[GIVEN RECORDS Boundary: Start]

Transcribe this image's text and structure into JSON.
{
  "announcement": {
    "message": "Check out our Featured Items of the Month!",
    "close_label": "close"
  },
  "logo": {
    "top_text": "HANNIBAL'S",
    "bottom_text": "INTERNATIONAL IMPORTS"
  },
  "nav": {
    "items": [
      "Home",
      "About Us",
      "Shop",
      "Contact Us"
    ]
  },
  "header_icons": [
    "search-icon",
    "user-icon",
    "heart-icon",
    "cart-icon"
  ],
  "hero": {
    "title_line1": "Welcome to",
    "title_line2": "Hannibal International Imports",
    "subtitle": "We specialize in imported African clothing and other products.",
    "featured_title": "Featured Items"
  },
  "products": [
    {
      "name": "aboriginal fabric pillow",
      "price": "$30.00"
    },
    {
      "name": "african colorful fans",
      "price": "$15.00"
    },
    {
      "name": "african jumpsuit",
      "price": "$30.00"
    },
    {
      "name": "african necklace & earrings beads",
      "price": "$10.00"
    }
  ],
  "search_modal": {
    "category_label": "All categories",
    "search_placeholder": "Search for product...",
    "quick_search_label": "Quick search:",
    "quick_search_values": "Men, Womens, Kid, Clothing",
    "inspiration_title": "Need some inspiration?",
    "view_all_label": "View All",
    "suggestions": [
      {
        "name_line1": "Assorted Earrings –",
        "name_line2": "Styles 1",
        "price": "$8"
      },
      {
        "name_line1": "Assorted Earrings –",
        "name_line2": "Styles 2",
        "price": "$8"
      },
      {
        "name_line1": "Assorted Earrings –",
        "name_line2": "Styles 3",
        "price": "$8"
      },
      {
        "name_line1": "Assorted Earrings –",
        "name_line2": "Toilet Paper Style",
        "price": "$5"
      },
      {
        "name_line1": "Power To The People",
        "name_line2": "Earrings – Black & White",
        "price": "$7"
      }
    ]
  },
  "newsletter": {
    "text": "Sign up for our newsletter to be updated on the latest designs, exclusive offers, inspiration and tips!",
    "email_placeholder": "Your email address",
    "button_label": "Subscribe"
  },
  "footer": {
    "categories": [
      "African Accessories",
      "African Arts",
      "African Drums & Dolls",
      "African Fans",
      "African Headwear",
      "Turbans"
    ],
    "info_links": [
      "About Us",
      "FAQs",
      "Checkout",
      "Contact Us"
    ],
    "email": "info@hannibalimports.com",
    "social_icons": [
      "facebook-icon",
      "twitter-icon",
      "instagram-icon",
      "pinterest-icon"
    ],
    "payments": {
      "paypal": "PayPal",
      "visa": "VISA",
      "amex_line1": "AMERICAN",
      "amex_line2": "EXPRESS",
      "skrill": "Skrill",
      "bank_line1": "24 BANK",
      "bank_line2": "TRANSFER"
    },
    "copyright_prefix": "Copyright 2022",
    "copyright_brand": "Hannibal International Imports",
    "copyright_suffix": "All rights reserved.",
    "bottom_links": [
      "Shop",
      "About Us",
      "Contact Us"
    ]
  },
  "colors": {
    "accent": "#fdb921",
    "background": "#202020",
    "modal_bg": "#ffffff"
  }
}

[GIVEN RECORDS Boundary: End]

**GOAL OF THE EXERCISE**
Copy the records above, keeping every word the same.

**ANSWER SECTION**
Transcribe this image's text and structure into JSON.
{
  "announcement": {
    "message": "Check out our Featured Items of the Month!",
    "close_label": "close"
  },
  "logo": {
    "top_text": "HANNIBAL'S",
    "bottom_text": "INTERNATIONAL IMPORTS"
  },
  "nav": {
    "items": [
      "Home",
      "About Us",
      "Shop",
      "Contact Us"
    ]
  },
  "header_icons": [
    "search-icon",
    "user-icon",
    "heart-icon",
    "cart-icon"
  ],
  "hero": {
    "title_line1": "Welcome to",
    "title_line2": "Hannibal International Imports",
    "subtitle": "We specialize in imported African clothing and other products.",
    "featured_title": "Featured Items"
  },
  "products": [
    {
      "name": "aboriginal fabric pillow",
      "price": "$30.00"
    },
    {
      "name": "african colorful fans",
      "price": "$15.00"
    },
    {
      "name": "african jumpsuit",
      "price": "$30.00"
    },
    {
      "name": "african necklace & earrings beads",
      "price": "$10.00"
    }
  ],
  "search_modal": {
    "category_label": "All categories",
    "search_placeholder": "Search for product...",
    "quick_search_label": "Quick search:",
    "quick_search_values": "Men, Womens, Kid, Clothing",
    "inspiration_title": "Need some inspiration?",
    "view_all_label": "View All",
    "suggestions": [
      {
        "name_line1": "Assorted Earrings –",
        "name_line2": "Styles 1",
        "price": "$8"
      },
      {
        "name_line1": "Assorted Earrings –",
        "name_line2": "Styles 2",
        "price": "$8"
      },
      {
        "name_line1": "Assorted Earrings –",
        "name_line2": "Styles 3",
        "price": "$8"
      },
      {
        "name_line1": "Assorted Earrings –",
        "name_line2": "Toilet Paper Style",
        "price": "$5"
      },
      {
        "name_line1": "Power To The People",
        "name_line2": "Earrings – Black & White",
        "price": "$7"
      }
    ]
  },
  "newsletter": {
    "text": "Sign up for our newsletter to be updated on the latest designs, exclusive offers, inspiration and tips!",
    "email_placeholder": "Your email address",
    "button_label": "Subscribe"
  },
  "footer": {
    "categories": [
      "African Accessories",
      "African Arts",
      "African Drums & Dolls",
      "African Fans",
      "African Headwear",
      "Turbans"
    ],
    "info_links": [
      "About Us",
      "FAQs",
      "Checkout",
      "Contact Us"
    ],
    "email": "info@hannibalimports.com",
    "social_icons": [
      "facebook-icon",
      "twitter-icon",
      "instagram-icon",
      "pinterest-icon"
    ],
    "payments": {
      "paypal": "PayPal",
      "visa": "VISA",
      "amex_line1": "AMERICAN",
      "amex_line2": "EXPRESS",
      "skrill": "Skrill",
      "bank_line1": "24 BANK",
      "bank_line2": "TRANSFER"
    },
    "copyright_prefix": "Copyright 2022",
    "copyright_brand": "Hannibal International Imports",
    "copyright_suffix": "All rights reserved.",
    "bottom_links": [
      "Shop",
      "About Us",
      "Contact Us"
    ]
  },
  "colors": {
    "accent": "#fdb921",
    "background": "#202020",
    "modal_bg": "#ffffff"
  }
}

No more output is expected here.